Imagining Muslims in South Asia and the Diaspora
Secularism, Religion, Representations
Edited by Claire Chambers, Caroline Herbert
To Be Published March 31st 2014 by Routledge – 256 pages
This book provides the first book-length critical evaluation of representations of Muslims from South Asia and its diaspora. It provides an analysis of literary, cultural, media, and cinematic representations of South Asian Muslims during the last few decades, and especially since September 11th, 2001.
Contributors contextualize these depictions against the burgeoning post-9/11 artistic interest in Islam, and also against cultural responses to earlier crises on the subcontinent such as the Partition, the 1971 Indo-Pakistan war and secession of Bangladesh, the 1992 Ayodhya riots and 2002 Gujarat genocide and Kashmir. Chapters analyse fiction, short stories, memoir, poetry, and film, in English as well as Hindi, Urdu, Bengali, Arabic and French.
Offering a comparative approach, the book cover the current interest in ‘new Pakistani literature’, and substantial ongoing interest in cultural representations of Indian Muslim identities, and the study of other South Asian Muslims, including Kashmir, Bangladesh, and the diaspora. It explores connections between artists’ generic experimentalism and their interpretations of life as Muslims in South Asia and its diaspora.
Surveying a broad range of up-to-date writing and cultural production, this concise and critical analysis of representations of South Asian Muslims will be of interest to students and academics of a variety of subjects including Asian studies, literary studies, media, popular culture, women’s studies, contemporary politics, sociology, migration history, film studies, and cultural studies.

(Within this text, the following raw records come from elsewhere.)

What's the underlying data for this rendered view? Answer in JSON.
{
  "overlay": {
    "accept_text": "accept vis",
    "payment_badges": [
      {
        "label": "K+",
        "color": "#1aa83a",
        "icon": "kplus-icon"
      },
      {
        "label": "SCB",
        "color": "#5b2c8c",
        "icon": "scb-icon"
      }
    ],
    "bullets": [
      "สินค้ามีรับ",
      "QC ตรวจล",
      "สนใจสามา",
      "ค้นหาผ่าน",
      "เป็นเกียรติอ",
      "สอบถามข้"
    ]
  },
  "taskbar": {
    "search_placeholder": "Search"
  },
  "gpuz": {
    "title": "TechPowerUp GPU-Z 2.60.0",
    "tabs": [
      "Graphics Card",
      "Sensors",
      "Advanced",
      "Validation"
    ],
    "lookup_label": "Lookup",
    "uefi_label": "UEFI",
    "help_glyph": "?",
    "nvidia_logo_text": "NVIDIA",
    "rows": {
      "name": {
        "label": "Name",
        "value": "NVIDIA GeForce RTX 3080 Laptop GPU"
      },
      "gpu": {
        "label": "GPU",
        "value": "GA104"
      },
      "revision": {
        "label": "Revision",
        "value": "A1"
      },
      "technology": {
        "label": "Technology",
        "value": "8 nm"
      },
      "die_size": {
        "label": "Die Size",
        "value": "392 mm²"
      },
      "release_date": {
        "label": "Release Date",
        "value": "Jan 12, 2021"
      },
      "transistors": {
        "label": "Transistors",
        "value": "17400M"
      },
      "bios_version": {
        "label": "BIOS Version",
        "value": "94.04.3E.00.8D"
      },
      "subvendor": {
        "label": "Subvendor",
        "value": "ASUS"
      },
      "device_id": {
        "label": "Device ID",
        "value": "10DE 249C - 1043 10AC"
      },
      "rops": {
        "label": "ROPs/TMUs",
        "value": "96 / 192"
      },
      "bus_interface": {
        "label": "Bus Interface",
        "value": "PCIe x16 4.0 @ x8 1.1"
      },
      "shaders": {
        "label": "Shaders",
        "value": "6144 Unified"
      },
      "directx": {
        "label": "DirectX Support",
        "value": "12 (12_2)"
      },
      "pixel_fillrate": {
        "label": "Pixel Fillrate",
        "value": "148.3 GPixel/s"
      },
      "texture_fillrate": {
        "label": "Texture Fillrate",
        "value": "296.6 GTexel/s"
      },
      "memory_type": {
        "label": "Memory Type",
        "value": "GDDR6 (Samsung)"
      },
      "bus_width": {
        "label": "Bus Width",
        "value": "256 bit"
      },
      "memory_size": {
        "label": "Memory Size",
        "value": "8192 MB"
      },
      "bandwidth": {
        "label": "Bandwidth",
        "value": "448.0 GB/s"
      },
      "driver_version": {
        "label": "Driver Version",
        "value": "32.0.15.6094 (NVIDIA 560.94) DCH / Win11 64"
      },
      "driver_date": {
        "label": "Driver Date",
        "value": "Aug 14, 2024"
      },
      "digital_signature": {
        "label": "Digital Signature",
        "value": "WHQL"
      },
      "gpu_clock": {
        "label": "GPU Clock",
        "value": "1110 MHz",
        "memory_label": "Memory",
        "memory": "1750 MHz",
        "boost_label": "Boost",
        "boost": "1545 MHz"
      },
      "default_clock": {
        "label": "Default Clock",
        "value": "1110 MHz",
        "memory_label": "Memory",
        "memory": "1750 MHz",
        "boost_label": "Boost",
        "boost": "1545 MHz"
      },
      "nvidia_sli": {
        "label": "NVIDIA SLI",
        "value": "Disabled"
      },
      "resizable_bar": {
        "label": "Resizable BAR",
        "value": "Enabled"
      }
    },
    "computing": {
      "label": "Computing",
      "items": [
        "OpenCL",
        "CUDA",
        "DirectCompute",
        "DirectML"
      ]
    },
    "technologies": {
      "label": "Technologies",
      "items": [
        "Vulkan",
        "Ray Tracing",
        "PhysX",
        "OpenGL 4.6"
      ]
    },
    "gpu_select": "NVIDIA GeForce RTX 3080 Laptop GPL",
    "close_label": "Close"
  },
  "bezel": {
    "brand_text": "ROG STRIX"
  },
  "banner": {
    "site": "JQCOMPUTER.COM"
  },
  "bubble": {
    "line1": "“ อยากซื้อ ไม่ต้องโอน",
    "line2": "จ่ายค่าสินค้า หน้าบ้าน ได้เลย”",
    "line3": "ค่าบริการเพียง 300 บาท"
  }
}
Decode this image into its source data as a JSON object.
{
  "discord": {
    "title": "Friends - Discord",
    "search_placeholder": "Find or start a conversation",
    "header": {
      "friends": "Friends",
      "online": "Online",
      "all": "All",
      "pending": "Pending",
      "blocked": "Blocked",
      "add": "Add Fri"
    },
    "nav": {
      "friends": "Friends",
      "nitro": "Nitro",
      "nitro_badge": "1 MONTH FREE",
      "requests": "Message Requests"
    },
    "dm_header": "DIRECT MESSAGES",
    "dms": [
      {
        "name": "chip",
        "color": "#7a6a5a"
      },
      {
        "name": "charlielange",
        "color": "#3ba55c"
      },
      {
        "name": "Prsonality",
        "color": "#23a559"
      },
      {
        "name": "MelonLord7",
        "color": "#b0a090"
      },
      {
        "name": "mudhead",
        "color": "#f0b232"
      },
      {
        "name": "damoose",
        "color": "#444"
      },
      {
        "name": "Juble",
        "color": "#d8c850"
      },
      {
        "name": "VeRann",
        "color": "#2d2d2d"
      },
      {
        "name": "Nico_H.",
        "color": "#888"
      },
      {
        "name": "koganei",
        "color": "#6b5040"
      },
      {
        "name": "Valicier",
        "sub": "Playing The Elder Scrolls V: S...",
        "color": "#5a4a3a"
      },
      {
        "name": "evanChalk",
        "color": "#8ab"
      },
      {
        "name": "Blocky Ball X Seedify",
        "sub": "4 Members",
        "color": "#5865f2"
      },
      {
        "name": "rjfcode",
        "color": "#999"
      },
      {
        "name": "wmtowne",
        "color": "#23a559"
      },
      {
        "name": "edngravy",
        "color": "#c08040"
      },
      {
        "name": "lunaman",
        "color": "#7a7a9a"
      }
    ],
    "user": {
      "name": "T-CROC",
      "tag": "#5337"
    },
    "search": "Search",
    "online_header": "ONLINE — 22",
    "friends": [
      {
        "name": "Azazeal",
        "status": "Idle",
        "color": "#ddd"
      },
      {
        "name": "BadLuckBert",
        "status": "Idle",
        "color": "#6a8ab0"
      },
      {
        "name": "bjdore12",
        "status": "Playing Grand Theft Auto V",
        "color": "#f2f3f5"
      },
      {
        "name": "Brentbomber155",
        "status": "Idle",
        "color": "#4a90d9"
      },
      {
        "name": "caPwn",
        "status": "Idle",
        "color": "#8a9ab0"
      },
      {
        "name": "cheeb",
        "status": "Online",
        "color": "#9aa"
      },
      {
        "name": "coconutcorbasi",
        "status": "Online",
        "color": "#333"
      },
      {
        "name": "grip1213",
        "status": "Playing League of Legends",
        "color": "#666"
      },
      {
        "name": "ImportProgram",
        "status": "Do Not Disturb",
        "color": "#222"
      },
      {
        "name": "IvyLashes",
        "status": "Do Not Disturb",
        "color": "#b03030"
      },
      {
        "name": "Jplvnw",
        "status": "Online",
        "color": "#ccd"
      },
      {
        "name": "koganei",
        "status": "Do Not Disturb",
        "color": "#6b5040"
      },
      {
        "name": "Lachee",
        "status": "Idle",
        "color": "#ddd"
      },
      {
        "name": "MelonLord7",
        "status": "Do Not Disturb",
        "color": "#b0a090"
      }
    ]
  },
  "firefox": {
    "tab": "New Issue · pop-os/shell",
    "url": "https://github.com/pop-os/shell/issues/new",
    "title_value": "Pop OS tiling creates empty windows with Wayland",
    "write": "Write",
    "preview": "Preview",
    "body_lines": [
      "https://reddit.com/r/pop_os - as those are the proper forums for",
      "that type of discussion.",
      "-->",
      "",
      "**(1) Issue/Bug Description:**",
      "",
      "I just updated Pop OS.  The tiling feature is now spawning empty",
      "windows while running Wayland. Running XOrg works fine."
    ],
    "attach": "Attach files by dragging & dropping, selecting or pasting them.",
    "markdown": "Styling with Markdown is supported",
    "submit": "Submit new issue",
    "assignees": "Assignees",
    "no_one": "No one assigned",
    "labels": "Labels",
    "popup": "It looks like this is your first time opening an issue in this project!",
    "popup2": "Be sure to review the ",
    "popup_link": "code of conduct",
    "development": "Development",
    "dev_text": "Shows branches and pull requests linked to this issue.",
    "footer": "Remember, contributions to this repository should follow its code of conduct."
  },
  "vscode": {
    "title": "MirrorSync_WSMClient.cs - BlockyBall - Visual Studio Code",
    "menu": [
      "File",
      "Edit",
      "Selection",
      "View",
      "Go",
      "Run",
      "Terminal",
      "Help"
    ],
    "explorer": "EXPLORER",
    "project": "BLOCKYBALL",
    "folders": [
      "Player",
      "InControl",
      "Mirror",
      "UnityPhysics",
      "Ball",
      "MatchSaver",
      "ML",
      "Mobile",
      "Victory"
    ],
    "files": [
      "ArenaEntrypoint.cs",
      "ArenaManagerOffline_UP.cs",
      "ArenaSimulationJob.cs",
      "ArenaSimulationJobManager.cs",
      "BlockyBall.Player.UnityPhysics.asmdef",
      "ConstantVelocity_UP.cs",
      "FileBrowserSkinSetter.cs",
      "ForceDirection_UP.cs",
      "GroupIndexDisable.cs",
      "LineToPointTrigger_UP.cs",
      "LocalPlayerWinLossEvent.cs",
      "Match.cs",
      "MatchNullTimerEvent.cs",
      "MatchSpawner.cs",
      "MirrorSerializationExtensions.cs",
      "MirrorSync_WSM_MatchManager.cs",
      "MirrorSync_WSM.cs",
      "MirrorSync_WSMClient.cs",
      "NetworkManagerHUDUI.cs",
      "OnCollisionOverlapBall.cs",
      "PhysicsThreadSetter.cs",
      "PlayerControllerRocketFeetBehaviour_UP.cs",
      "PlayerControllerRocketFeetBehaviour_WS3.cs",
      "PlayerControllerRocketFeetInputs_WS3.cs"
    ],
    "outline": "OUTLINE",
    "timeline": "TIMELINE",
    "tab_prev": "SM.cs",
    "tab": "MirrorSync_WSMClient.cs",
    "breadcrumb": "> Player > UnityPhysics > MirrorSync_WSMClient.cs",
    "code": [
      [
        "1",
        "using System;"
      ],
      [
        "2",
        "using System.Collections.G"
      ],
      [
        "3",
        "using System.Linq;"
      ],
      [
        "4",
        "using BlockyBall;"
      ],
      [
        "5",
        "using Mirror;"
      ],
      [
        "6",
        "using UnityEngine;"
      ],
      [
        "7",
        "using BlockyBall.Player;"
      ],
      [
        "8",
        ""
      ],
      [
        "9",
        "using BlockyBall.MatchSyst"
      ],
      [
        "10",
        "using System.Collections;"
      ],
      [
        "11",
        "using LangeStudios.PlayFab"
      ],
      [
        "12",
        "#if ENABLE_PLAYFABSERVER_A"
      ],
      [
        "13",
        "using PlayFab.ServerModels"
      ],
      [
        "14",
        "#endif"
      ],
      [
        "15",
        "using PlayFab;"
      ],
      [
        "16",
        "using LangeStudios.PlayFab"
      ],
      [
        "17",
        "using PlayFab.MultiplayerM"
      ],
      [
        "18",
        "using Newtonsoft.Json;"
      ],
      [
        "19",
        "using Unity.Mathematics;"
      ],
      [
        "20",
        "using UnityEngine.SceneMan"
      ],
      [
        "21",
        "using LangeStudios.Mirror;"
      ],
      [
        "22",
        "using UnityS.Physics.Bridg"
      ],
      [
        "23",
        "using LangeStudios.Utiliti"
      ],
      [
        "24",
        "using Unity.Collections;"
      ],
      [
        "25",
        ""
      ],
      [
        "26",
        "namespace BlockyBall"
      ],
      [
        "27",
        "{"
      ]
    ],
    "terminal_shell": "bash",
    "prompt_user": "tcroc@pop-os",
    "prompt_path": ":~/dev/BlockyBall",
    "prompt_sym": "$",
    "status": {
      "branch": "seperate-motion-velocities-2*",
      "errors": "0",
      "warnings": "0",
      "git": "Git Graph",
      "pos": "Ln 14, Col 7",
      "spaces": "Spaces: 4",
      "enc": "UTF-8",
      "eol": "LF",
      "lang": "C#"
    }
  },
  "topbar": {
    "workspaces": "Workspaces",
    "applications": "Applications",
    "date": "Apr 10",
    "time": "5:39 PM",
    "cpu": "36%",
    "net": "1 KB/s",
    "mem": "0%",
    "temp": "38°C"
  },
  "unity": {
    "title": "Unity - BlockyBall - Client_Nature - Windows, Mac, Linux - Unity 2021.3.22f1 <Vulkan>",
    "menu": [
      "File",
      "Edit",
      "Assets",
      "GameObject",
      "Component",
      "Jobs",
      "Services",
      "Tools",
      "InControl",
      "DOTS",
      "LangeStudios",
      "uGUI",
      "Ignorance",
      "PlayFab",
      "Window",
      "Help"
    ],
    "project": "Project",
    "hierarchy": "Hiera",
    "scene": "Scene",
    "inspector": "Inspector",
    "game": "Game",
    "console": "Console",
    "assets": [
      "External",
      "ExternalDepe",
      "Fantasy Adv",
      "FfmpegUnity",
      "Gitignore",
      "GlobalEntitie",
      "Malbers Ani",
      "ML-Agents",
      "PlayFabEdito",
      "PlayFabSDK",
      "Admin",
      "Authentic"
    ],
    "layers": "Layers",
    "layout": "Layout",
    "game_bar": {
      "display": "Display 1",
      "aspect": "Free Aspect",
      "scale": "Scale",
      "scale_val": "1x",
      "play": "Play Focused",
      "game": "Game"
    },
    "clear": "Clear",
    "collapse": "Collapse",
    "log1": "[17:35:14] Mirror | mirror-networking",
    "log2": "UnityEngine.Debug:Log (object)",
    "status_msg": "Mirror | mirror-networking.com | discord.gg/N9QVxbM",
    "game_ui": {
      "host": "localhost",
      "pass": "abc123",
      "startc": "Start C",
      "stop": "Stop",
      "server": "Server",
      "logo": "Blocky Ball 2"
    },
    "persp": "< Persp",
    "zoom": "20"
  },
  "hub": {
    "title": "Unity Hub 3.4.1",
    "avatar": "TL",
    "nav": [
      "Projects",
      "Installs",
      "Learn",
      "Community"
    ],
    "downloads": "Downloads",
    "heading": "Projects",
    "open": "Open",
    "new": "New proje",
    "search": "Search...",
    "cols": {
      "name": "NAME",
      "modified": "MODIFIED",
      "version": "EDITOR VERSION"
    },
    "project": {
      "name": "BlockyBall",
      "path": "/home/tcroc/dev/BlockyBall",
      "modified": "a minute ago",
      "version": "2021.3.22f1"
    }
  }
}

1. Introduction: Contexts and Texts, Claire Chambers and Caroline Herbert Part I Surveying the Field: Comparative Approaches 2. The Making of a Muslim, Tabish Khair 3. Representations of Young Muslims in Contemporary British South Asian Fiction, Anshuman A Mondal 4. Muslim Women Writers in a Comparative Frame: (Dis)continuities and Border Crossings, Lindsey Moore 5. Lost in Translation?: Pakistani and Anglo-American Post-9/11 Fiction, Rehana Ahmed Part II Syncretism, Muslim Cosmopolitanism and Secularism 6. Secular Poesis and Nadeem Aslam, Catherine Rashid 7. Images of Andalusia in Anglophone South Asian Literature, Muneeza Shamsie 8. Syncretic Pasts, Secular Futures: Music and Muslim Identity in South Asian Fiction, Caroline Herbert 9. Islam and Secularism in the Development of Postcolonial Bangladeshi Identity, Nazneen Ahmed 10. ‘A Shrine of Words’: The Politics and Poetics of Space in Agha Shahid Ali’s The Country Without a Post Office, Rachel Farebrother 11. Hamlet in Paradise: The Politics of Indecision in Mirza Waheed’s The Collaborator, Peter Morey Part III Currents within South Asian Islam 12. Enchanted Realms, Sceptical Perspectives: Salman Rushdie’s Recent Fiction, Madeline Clements 13. Tahmima Anam’s The Good Muslim and the Tablighi Jamaat, Claire Chambers 14. The Terrorist and the (Sufi) Musician: Debating Politics through Pleasure in South Asian Films on Music, Ananya Jahanara Kabir Part IV Representations, Stereotypes, Islamophobia 15. Saving Pakistan from Brown Men: Benazir Bhutto in Post-9/11 US Media, Cara Cilano 16. South Asian Muslims, Homosexuality, and Narratives of ‘Progress’, Shamira Meghani 18. Conclusion
Claire Chambers is a Senior Lecturer at Leeds Metropolitan University, where she teaches contemporary writing in English from South Asia, the Arab world and their diasporas. She has published a book entitled British Muslim Fictions (2011) and is working on a new book on literary representations of British Muslims.
Caroline Herbert is Senior Lecturer in Postcolonial Literatures at Leeds Metropolitan University where she teaches contemporary postcolonial literature, British Literature, and South Asian literature and film. She is an expert in South Asian culture, with a particular interest in discourses of secularism, Hindu nationalism, and globalization as they impact on the city.